Wellington also has around 30 community gardens, all run by volunteers. In case you weren’t aware. And then there’s that 225-odd hectare ecosanctuary over in Karori; Zealandia, I think it’s called? Zealandia is committed to a mind-blowing 500 years of planned ecosystem restoration, and has already been responsible for reintroducing 18 species of native wildlife back to the area. It’s not just some fenced-in bubble, either, as the birds bred in the ecosanctuary are spreading beyond the borders and merging back into the NZ environment at large. On top of all that, there’s inherent value in Wellingtonians and visitors being able to pop down the road for a quick stroll (or boat ride) through a world of birdsong and babbling brooks.
Perhaps the greatest example of greening that Wellington has under its belt so far is Waitangi Park. What has, in the past, been a morgue, a stream and a bus park, now functions as a public space and wetland, with vegetation and gravel designed to filter an underground stream. The park provides recreational space and areas for walking, and allows people to passively interact with the type of nature often relegated to national parks or isolated areas.
As a city, there are two important questions: what more can we do to integrate nature into the future of Wellington (and NZ at large)? And is that actually what we want?
The first question has a lot of answers, and looking to what cities like Singapore have done, and continue to do, is a great first step. Maybe future construction will allow for projects like green walls and rooftop gardens. Perhaps it’s worth looking into reducing the amount of light pollution blocking out the beauty of the night sky. Maybe there are ways to bring the magic of the waterfront, or places like Zealandia, or the Botanic Garden, to more clinical areas of the city proper.
As for the question of whether this is something we want to happen, well, that also has a lot of answers, I expect. Depending on who you are. I suspect a lot of the work will revolve around changing attitudes to the idea of a green city. It’s currently something viewed as more of an obligation than anything else. Protect the environment because it’s “the right thing to do”. Not exactly an inspiring line of thought. That’s the beauty of the biophilic city concept, though; work with the environment instead of just protecting it, enjoy the results instead of simply patting each other on the back.

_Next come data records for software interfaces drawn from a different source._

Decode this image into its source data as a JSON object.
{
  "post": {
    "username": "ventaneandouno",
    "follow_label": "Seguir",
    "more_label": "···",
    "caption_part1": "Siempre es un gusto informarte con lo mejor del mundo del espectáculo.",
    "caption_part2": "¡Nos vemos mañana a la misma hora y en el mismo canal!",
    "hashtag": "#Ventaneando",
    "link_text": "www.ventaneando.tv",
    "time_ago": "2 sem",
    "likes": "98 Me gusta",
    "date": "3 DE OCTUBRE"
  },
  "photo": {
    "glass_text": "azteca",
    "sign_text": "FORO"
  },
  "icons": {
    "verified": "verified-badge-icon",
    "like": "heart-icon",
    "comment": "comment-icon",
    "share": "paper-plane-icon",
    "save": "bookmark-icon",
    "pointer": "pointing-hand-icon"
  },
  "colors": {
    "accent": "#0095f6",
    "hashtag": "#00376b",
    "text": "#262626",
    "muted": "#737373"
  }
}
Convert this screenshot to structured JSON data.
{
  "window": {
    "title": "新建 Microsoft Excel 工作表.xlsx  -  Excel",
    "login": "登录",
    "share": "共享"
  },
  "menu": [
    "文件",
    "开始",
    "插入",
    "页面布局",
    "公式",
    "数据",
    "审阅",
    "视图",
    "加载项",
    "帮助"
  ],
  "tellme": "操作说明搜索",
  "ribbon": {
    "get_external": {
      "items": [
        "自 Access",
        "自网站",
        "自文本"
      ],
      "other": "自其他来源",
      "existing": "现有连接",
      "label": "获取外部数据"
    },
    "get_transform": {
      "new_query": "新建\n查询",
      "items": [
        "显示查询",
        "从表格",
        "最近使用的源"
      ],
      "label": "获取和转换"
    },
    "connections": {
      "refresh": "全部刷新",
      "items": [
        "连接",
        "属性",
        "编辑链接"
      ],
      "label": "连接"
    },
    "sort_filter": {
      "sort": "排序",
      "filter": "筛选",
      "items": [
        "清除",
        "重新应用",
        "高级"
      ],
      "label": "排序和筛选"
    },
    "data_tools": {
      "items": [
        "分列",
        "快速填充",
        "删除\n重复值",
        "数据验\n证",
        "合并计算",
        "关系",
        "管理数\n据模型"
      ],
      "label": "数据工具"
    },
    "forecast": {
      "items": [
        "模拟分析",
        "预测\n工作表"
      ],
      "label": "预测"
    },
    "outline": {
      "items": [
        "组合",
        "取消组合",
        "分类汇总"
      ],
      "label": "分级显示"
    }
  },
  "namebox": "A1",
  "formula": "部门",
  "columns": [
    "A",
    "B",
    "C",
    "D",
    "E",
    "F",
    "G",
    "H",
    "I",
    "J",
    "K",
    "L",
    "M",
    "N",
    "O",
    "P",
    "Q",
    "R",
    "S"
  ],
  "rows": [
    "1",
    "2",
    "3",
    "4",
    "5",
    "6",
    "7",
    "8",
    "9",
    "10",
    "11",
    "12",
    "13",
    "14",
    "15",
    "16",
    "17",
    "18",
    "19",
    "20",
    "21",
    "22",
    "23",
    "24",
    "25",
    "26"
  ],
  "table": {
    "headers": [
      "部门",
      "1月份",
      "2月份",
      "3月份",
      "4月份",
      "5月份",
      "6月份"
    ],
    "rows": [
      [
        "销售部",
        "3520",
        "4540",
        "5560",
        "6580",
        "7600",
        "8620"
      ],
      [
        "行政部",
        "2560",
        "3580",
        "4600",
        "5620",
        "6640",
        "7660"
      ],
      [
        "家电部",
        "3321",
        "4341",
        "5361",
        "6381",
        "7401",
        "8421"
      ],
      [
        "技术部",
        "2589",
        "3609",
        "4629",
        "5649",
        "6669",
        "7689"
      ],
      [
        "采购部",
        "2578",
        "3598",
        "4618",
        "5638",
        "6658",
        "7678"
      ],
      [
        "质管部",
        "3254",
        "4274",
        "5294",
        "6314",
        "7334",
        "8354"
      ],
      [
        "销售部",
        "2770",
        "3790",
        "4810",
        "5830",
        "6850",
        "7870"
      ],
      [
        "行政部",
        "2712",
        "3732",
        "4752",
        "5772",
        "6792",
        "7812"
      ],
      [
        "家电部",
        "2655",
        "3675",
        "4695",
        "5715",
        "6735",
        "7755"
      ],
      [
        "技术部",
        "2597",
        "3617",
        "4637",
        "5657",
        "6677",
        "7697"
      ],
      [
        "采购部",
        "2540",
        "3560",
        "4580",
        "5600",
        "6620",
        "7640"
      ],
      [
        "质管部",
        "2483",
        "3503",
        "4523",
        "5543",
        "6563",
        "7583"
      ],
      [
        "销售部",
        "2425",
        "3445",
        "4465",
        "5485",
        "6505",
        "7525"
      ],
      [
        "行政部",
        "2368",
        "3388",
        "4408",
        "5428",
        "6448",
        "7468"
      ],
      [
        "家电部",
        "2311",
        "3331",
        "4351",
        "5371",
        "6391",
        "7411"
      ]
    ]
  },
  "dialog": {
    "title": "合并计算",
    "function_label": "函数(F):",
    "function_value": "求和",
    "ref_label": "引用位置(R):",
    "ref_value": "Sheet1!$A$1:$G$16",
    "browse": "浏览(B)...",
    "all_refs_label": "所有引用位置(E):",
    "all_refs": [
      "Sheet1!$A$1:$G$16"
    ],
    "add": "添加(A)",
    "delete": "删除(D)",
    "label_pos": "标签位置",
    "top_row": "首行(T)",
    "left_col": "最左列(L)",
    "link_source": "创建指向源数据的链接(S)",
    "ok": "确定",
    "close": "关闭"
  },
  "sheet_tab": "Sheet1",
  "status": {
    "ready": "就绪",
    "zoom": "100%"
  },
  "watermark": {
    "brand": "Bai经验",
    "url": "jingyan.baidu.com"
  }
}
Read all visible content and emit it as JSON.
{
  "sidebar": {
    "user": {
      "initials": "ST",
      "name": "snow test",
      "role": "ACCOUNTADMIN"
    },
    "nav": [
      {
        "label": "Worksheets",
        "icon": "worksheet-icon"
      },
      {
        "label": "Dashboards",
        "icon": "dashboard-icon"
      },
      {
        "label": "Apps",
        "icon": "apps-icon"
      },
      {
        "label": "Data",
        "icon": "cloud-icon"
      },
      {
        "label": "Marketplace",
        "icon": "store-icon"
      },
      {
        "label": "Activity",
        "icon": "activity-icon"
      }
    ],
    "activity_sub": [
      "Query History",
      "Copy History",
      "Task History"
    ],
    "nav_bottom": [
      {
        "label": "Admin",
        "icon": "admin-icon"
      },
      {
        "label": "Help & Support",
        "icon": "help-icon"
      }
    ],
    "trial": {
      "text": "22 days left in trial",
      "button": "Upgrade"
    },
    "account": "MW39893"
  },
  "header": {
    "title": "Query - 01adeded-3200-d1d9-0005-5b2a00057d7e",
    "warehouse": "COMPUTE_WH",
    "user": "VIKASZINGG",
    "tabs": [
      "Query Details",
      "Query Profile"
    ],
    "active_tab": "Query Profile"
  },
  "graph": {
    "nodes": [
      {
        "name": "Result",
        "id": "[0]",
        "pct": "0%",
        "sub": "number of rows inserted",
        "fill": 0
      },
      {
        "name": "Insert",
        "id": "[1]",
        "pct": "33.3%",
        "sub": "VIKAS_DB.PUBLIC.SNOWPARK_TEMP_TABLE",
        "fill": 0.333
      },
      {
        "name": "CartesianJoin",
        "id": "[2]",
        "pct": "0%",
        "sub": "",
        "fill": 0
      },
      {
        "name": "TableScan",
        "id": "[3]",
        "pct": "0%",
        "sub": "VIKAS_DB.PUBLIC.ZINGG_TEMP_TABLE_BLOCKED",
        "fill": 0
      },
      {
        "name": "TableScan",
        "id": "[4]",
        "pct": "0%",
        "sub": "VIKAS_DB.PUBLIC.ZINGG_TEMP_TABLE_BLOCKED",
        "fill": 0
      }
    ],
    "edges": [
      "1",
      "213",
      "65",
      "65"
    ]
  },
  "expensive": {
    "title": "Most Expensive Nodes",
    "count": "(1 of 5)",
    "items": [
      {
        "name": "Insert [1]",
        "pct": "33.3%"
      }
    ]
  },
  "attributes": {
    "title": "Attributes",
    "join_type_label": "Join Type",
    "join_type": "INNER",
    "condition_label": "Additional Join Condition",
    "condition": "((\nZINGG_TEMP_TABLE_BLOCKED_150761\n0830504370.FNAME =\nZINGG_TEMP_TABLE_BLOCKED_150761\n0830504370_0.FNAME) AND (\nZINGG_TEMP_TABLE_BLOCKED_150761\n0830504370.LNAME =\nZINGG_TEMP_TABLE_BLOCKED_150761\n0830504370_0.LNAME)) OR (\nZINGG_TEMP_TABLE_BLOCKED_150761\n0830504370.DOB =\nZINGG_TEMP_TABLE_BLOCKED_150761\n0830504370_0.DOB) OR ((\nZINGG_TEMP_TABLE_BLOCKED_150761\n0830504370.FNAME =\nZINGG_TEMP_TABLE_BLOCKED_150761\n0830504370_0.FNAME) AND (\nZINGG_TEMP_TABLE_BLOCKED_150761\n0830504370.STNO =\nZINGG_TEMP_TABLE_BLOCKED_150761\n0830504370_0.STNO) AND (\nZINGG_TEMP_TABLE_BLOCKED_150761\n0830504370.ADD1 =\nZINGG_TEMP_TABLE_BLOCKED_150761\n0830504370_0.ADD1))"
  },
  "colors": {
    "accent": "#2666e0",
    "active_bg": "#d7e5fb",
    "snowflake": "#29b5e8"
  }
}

Think it’s worth a try?
Written by Andy Astruc
Edited by Audrey Rendle and Judi Lapsley Miller
Images from Wikipedia and Flickr, with CC attribution or with permission